    • My earlier reply never showed up, I’ll try again. I’d say this is a bit of fear mongering. I know that at least one of the examples cited in the Lattice presentation was traced to a poorly assembled loose connection. Paste this into google for a PDF of the investigation: prius_fire_forensics
      Considering the billions of laptop and cell phone batteries and the very rare fires it’s obvious that spontaneous lithium battery fires are not a major concern.

  2. Tesla is the only auto maker using LiCo cells. Packaged in the vehicle they have significant thermal and electrical controls. All other car makers are using different chemistry, less prone to thermal runaway. The idea that this accident has any relationship to battery packs in EV’s is a stretch at best. Production EV’s have been extensively crash tested and suffered no battery fires or explosions.

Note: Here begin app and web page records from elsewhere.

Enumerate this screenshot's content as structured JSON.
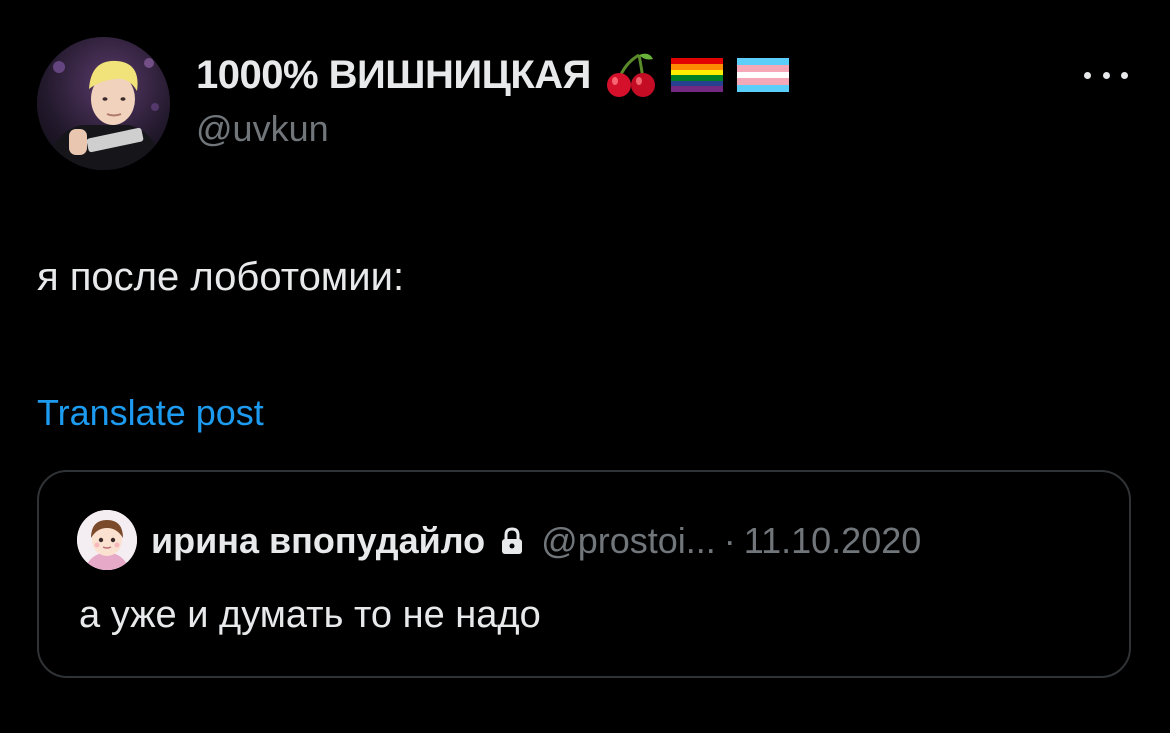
{
  "author": {
    "display_name": "1000% ВИШНИЦКАЯ",
    "handle": "@uvkun",
    "avatar_icon": "profile-photo",
    "badges": [
      "cherry-emoji",
      "rainbow-flag-emoji",
      "transgender-flag-emoji"
    ]
  },
  "menu": {
    "icon": "more-options-icon"
  },
  "post": {
    "text": "я после лоботомии:",
    "translate_label": "Translate post"
  },
  "quoted_post": {
    "display_name": "ирина впопудайло",
    "lock_icon": "lock-icon",
    "handle": "@prostoi...",
    "separator": "·",
    "date": "11.10.2020",
    "text": "а уже и думать то не надо"
  },
  "colors": {
    "background": "#000000",
    "text": "#e7e9ea",
    "secondary": "#71767b",
    "link": "#1d9bf0",
    "border": "#2f3336"
  }
}
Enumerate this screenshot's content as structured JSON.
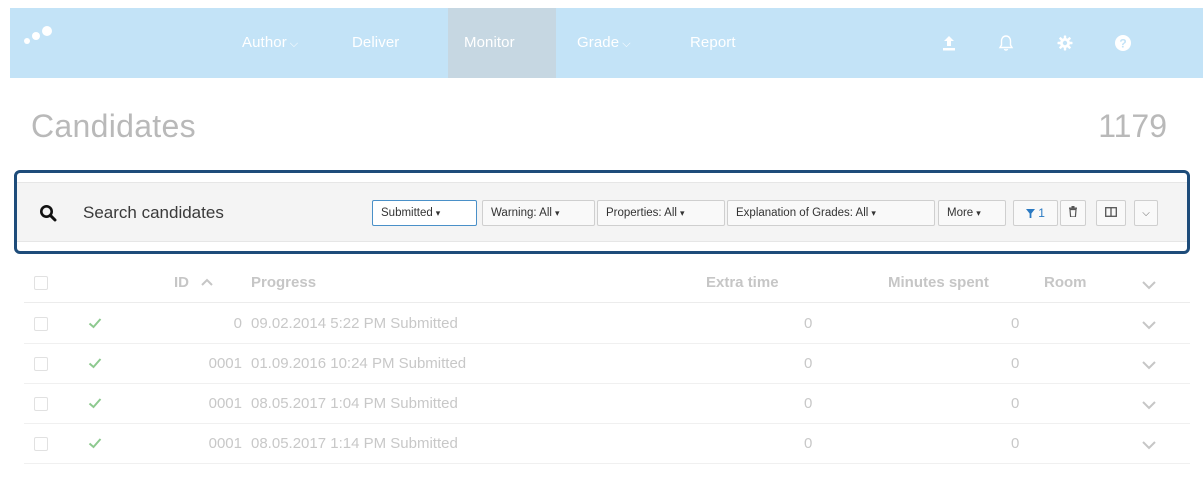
{
  "nav": {
    "items": [
      {
        "label": "Author",
        "has_dropdown": true,
        "active": false
      },
      {
        "label": "Deliver",
        "has_dropdown": false,
        "active": false
      },
      {
        "label": "Monitor",
        "has_dropdown": false,
        "active": true
      },
      {
        "label": "Grade",
        "has_dropdown": true,
        "active": false
      },
      {
        "label": "Report",
        "has_dropdown": false,
        "active": false
      }
    ],
    "icons": [
      "upload-icon",
      "bell-icon",
      "gear-icon",
      "help-icon"
    ]
  },
  "page": {
    "title": "Candidates",
    "count": "1179"
  },
  "filters": {
    "search_placeholder": "Search candidates",
    "buttons": [
      {
        "label": "Submitted",
        "selected": true
      },
      {
        "label": "Warning: All",
        "selected": false
      },
      {
        "label": "Properties: All",
        "selected": false
      },
      {
        "label": "Explanation of Grades: All",
        "selected": false
      },
      {
        "label": "More",
        "selected": false
      }
    ],
    "active_filter_count": "1"
  },
  "table": {
    "headers": {
      "id": "ID",
      "progress": "Progress",
      "extra_time": "Extra time",
      "minutes_spent": "Minutes spent",
      "room": "Room"
    },
    "rows": [
      {
        "id": "0",
        "progress": "09.02.2014 5:22 PM Submitted",
        "extra_time": "0",
        "minutes_spent": "0",
        "room": ""
      },
      {
        "id": "0001",
        "progress": "01.09.2016 10:24 PM Submitted",
        "extra_time": "0",
        "minutes_spent": "0",
        "room": ""
      },
      {
        "id": "0001",
        "progress": "08.05.2017 1:04 PM Submitted",
        "extra_time": "0",
        "minutes_spent": "0",
        "room": ""
      },
      {
        "id": "0001",
        "progress": "08.05.2017 1:14 PM Submitted",
        "extra_time": "0",
        "minutes_spent": "0",
        "room": ""
      }
    ]
  },
  "colors": {
    "nav_bg": "#c3e3f7",
    "nav_active_bg": "#c6d7e2",
    "highlight_border": "#1e4c7a",
    "check_green": "#8dc98f",
    "filter_blue": "#2a79c2"
  }
}
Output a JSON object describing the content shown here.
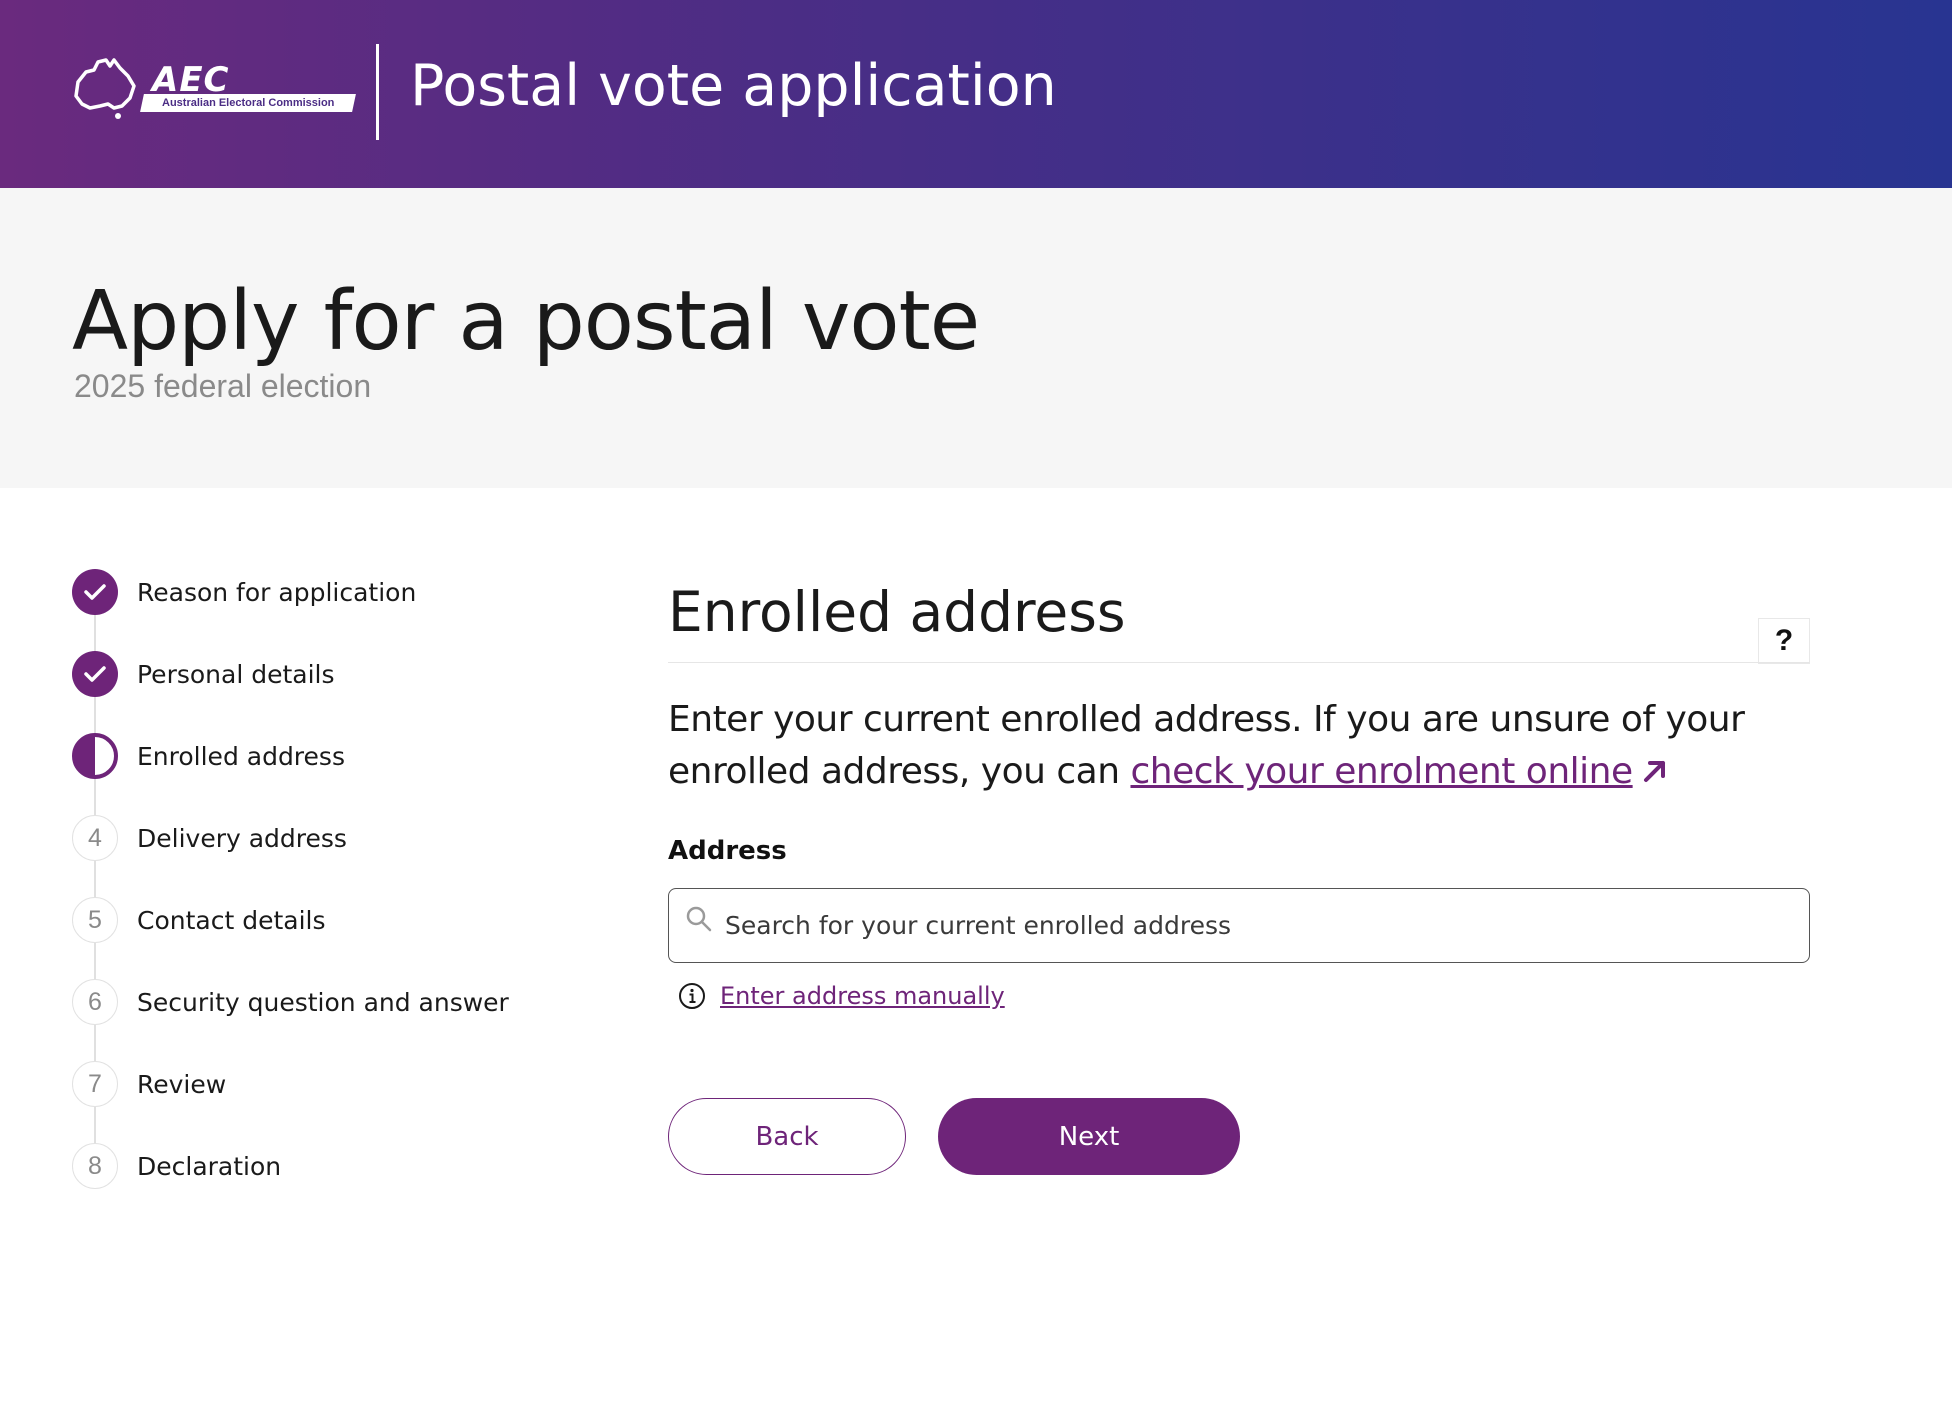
{
  "header": {
    "logo": {
      "wordmark": "AEC",
      "tagline": "Australian Electoral Commission",
      "icon": "australia-map-icon"
    },
    "title": "Postal vote application"
  },
  "hero": {
    "title": "Apply for a postal vote",
    "subtitle": "2025 federal election"
  },
  "steps": {
    "items": [
      {
        "label": "Reason for application",
        "status": "complete",
        "number": ""
      },
      {
        "label": "Personal details",
        "status": "complete",
        "number": ""
      },
      {
        "label": "Enrolled address",
        "status": "current",
        "number": ""
      },
      {
        "label": "Delivery address",
        "status": "todo",
        "number": "4"
      },
      {
        "label": "Contact details",
        "status": "todo",
        "number": "5"
      },
      {
        "label": "Security question and answer",
        "status": "todo",
        "number": "6"
      },
      {
        "label": "Review",
        "status": "todo",
        "number": "7"
      },
      {
        "label": "Declaration",
        "status": "todo",
        "number": "8"
      }
    ]
  },
  "main": {
    "section_title": "Enrolled address",
    "help_label": "?",
    "intro_text": "Enter your current enrolled address. If you are unsure of your enrolled address, you can ",
    "intro_link": "check your enrolment online",
    "address_label": "Address",
    "search_placeholder": "Search for your current enrolled address",
    "search_value": "",
    "manual_link": "Enter address manually",
    "back_label": "Back",
    "next_label": "Next"
  },
  "colors": {
    "accent": "#6e2479",
    "header_gradient_start": "#6a2a7e",
    "header_gradient_end": "#283491",
    "hero_background": "#f6f6f6"
  }
}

It’s possible that the cells on the plane were poorly made and/or not properly packed and shorted out or overheated at some point.

  3. I’ve been following this story since the crash. I agree it’s possible – perhaps likely – the li-on batteries started the fire that led to the crash. But, reading throug the report there is no forensic evidence to sustain that conclusion. No evidence, for example, that an insurance company could use to recoup any payout.

    In fact, the conclusion of the report makes it clear there are several lines of inquiry into the cause still at play in their investigation.

    What-it’s don’t resolve an accident. Better safety practices are always desirable. Their absence does not prove blame.

  4. @Paul- hardly dramatization. A risk of the cobalt based Li chemistry has manifested itself in the unthinkable: The downing of a (cargo) airliner. Time for pause and new guidance for shipping, not dismissal.